Data about app and page elements:
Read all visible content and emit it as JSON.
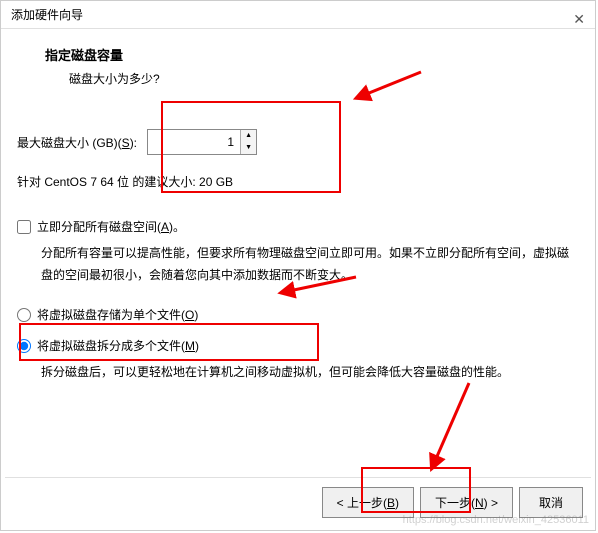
{
  "window": {
    "title": "添加硬件向导"
  },
  "heading": "指定磁盘容量",
  "subheading": "磁盘大小为多少?",
  "sizeRow": {
    "label": "最大磁盘大小 (GB)(",
    "mnemonic": "S",
    "labelEnd": "):",
    "value": "1"
  },
  "recommend": "针对 CentOS 7 64 位 的建议大小: 20 GB",
  "allocNow": {
    "label": "立即分配所有磁盘空间(",
    "mnemonic": "A",
    "labelEnd": ")。"
  },
  "allocDesc": "分配所有容量可以提高性能，但要求所有物理磁盘空间立即可用。如果不立即分配所有空间，虚拟磁盘的空间最初很小，会随着您向其中添加数据而不断变大。",
  "radioSingle": {
    "label": "将虚拟磁盘存储为单个文件(",
    "mnemonic": "O",
    "labelEnd": ")"
  },
  "radioMulti": {
    "label": "将虚拟磁盘拆分成多个文件(",
    "mnemonic": "M",
    "labelEnd": ")"
  },
  "splitDesc": "拆分磁盘后，可以更轻松地在计算机之间移动虚拟机，但可能会降低大容量磁盘的性能。",
  "buttons": {
    "back": "< 上一步(",
    "backM": "B",
    "backEnd": ")",
    "next": "下一步(",
    "nextM": "N",
    "nextEnd": ") >",
    "cancel": "取消"
  },
  "watermark": "https://blog.csdn.net/weixin_42536011"
}
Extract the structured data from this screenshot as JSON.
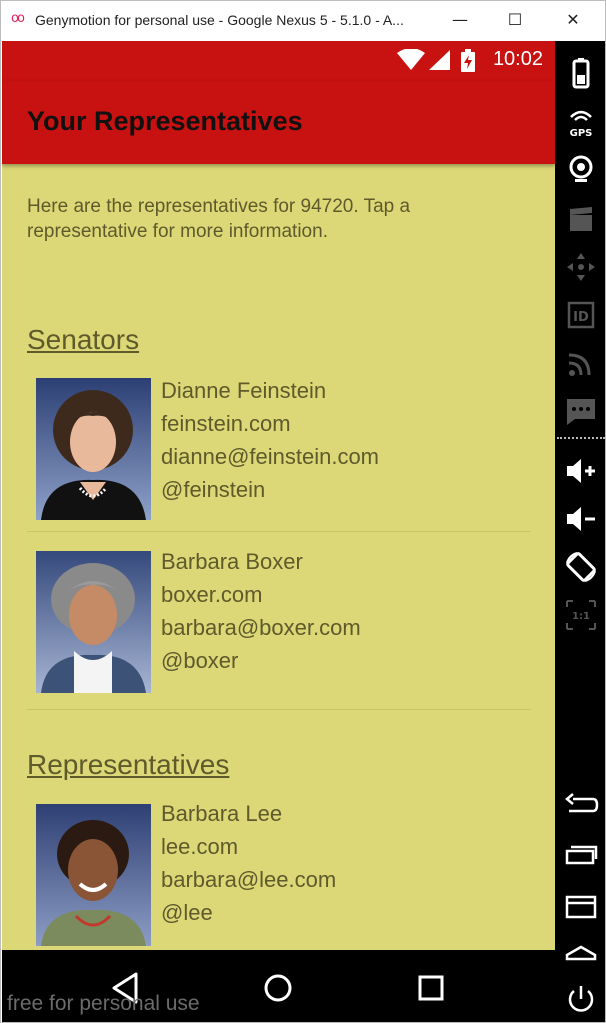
{
  "window": {
    "title": "Genymotion for personal use - Google Nexus 5 - 5.1.0 - A...",
    "minimize_glyph": "—",
    "maximize_glyph": "☐",
    "close_glyph": "✕",
    "app_icon_glyph": "oo"
  },
  "status_bar": {
    "time": "10:02"
  },
  "app_bar": {
    "title": "Your Representatives"
  },
  "intro_text": "Here are the representatives for 94720. Tap a representative for more information.",
  "sections": {
    "senators": {
      "title": "Senators",
      "people": [
        {
          "name": "Dianne Feinstein",
          "website": "feinstein.com",
          "email": "dianne@feinstein.com",
          "twitter": "@feinstein"
        },
        {
          "name": "Barbara Boxer",
          "website": "boxer.com",
          "email": "barbara@boxer.com",
          "twitter": "@boxer"
        }
      ]
    },
    "representatives": {
      "title": "Representatives",
      "people": [
        {
          "name": "Barbara Lee",
          "website": "lee.com",
          "email": "barbara@lee.com",
          "twitter": "@lee"
        }
      ]
    }
  },
  "watermark": "free for personal use",
  "colors": {
    "primary": "#c81111",
    "background": "#dcd877",
    "text": "#5e5a2c"
  },
  "sidebar_icons": [
    "battery-icon",
    "gps-icon",
    "webcam-icon",
    "screencast-icon",
    "dpad-icon",
    "device-id-icon",
    "network-icon",
    "sms-icon",
    "volume-up-icon",
    "volume-down-icon",
    "rotate-icon",
    "pixel-perfect-icon",
    "back-icon",
    "recent-apps-icon",
    "menu-icon",
    "home-icon",
    "power-icon"
  ],
  "sidebar_labels": {
    "gps": "GPS",
    "id": "ID",
    "pixel": "1:1"
  }
}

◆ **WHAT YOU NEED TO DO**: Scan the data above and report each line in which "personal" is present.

◆ **ANSWER SECTION**:
    "title": "Genymotion for personal use - Google Nexus 5 - 5.1.0 - A...",
  "watermark": "free for personal use",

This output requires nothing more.